This dissertation argues that intimacy has the capacity to operate as a radical disruption of ideological constructs, and therefore possesses political agency. Furthermore, contemporary art that employs radical intimacy may be deployed as ideological-political activism. Grounded in the psychoanalytic-poststructuralist theories of Julia Kristeva, particularly her research on abjection, intimacy and revolt, the project examines intimacy as an ambivalence of subjectivity and borders, inside and outside. The project explores the practices of several contemporary artists, namely: Leigh Ledare, Genesis Breyer P-Orridge, Ellen Jong, Joseph Maida and Lorraine O’Grady.
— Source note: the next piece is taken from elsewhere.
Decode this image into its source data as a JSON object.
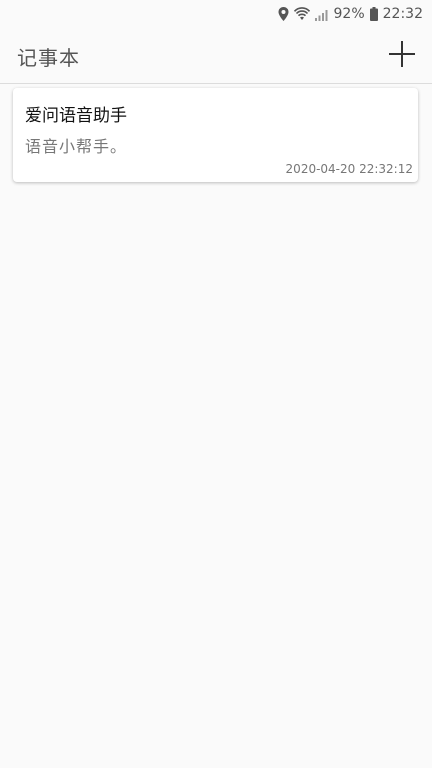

Beginning with Freud’s erotic and unconscious-oriented discourse, and continuing into Lacan’s split subjectivity and desire, the theoretical arc follows Kristeva’s poetics into a discourse of ambivalence between subject and object. Engaging Althusser’s theories on interpellation of subjectivity and ideology, I situate radical intimacy in contemporary art practice as a rejection of oppressive ideological constructs, particularly, subjectivity itself. Kristeva’s notion of revolt as a return to the individual’s singular truth supports a philosophy of intimacy grounded in speech and the perpetual questioning of identity, and a radical reconsideration of subjectivity. The project concludes with an introduction to object-oriented feminism, a new school of feminist praxis, grounded in the limits of subjectivity, and the radical ontology of objecthood. This final step situates radical intimacy in contemporary art within the political arena of activist practices, demonstrating the ways that abjection, revolt and the dissolution of categories catalyzed by intimate practice, effect an ontological shift from subjectivity to objecthood. Thus, radical intimacy disrupts the modern hegemony of subjectivity, suggesting a new language for the contemporary philosophical era that equalizes the ontological status of humans and non-human entities, inviting new modes of ecological thinking.